(Records from a data source)

BEGIN

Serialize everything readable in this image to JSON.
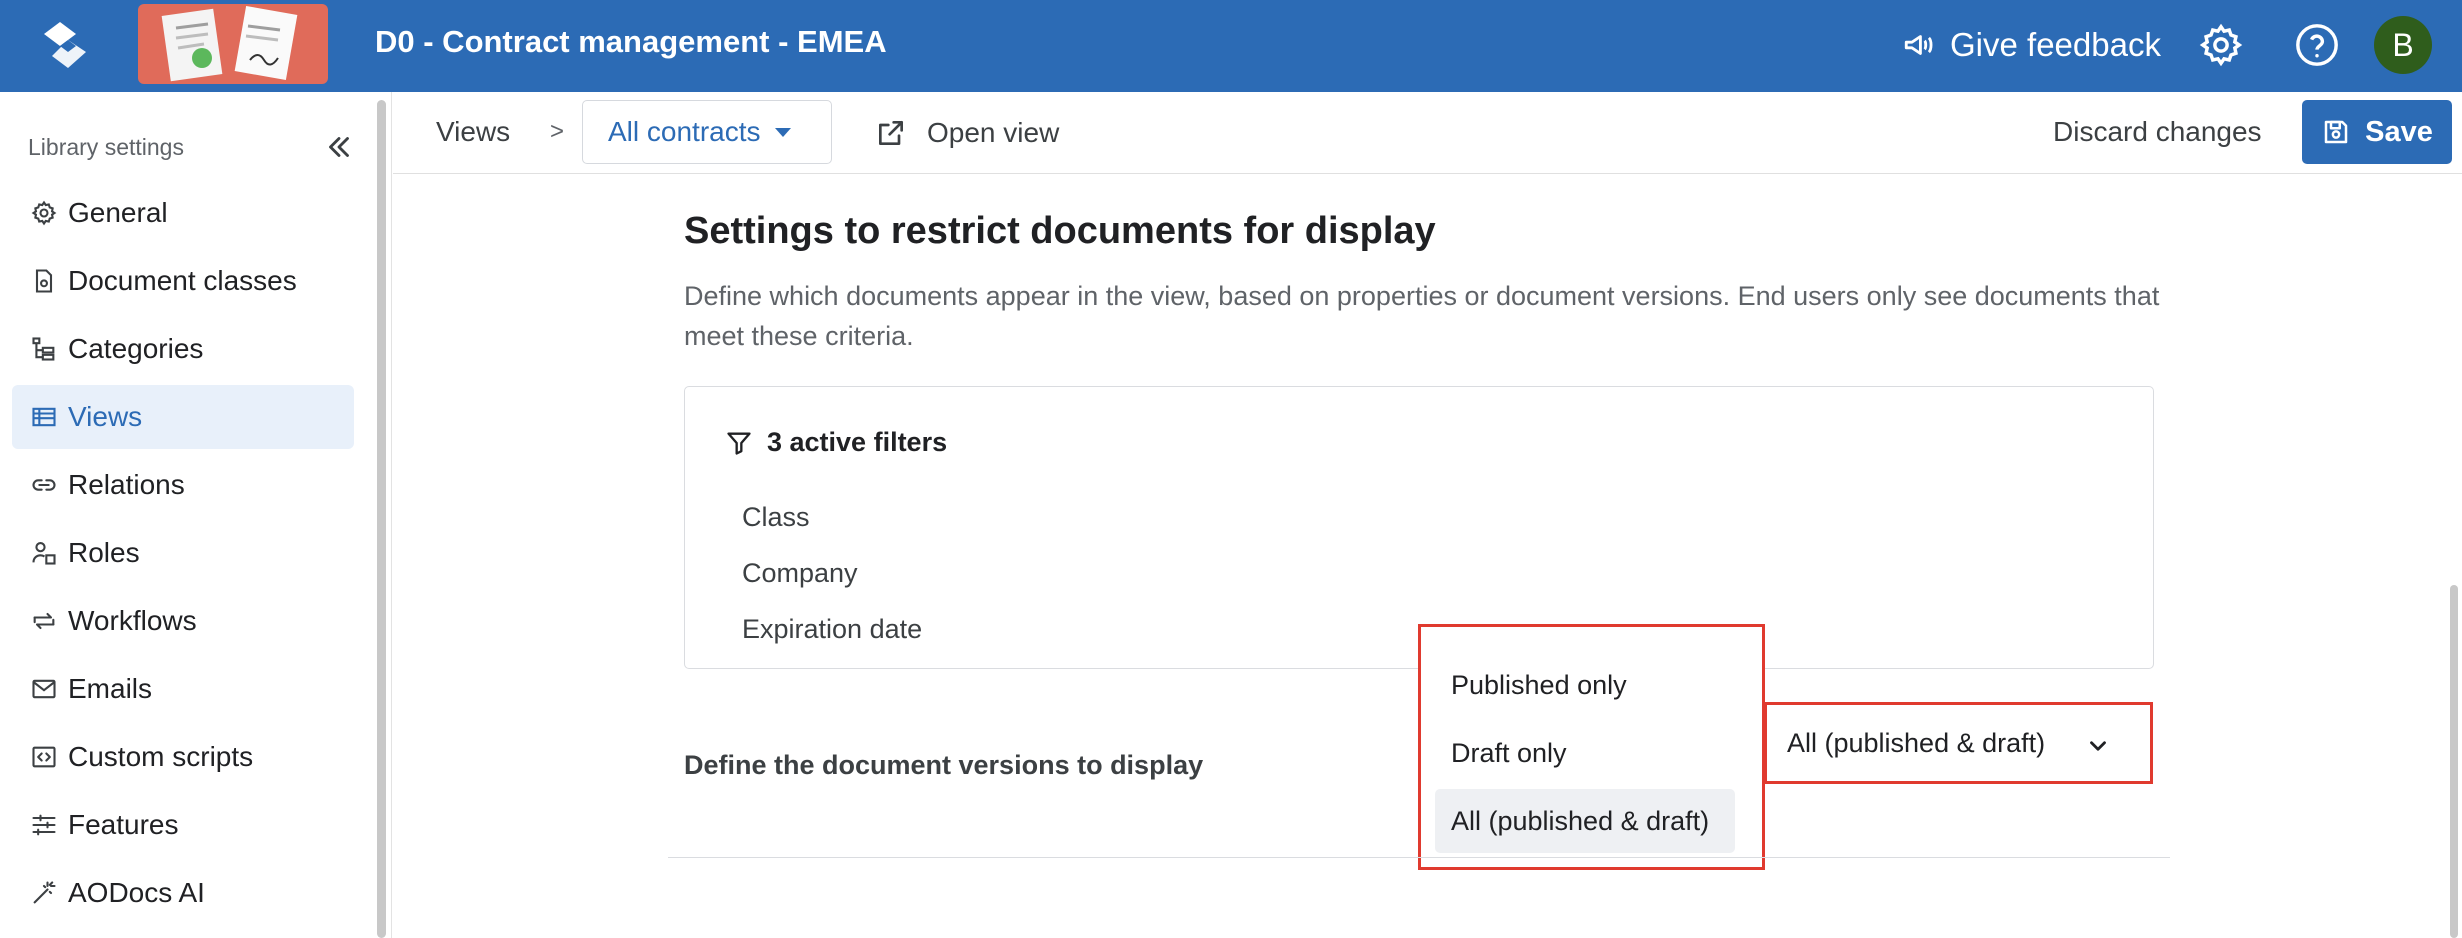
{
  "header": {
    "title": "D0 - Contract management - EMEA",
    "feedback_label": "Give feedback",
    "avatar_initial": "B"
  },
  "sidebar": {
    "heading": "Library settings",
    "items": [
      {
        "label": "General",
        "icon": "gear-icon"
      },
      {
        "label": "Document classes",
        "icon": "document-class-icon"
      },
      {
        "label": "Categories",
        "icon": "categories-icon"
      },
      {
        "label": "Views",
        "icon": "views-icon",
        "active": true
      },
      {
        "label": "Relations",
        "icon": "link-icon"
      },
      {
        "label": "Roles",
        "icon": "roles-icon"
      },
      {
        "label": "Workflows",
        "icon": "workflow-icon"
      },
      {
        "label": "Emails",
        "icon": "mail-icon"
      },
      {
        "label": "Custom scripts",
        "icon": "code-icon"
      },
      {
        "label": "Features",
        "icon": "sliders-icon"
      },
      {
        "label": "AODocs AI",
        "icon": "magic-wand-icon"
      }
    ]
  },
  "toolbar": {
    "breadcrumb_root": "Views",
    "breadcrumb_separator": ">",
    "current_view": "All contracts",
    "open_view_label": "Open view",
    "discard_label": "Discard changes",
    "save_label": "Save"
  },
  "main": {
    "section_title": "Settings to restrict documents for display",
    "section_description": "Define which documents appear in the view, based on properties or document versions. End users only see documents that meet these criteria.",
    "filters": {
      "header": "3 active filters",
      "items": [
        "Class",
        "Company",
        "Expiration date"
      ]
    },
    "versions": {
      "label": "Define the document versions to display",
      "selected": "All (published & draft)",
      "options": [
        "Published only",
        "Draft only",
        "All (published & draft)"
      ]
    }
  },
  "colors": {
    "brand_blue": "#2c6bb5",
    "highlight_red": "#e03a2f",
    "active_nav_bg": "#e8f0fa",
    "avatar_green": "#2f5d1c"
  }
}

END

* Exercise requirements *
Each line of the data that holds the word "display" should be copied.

* Response area *
    "section_title": "Settings to restrict documents for display",
      "label": "Define the document versions to display",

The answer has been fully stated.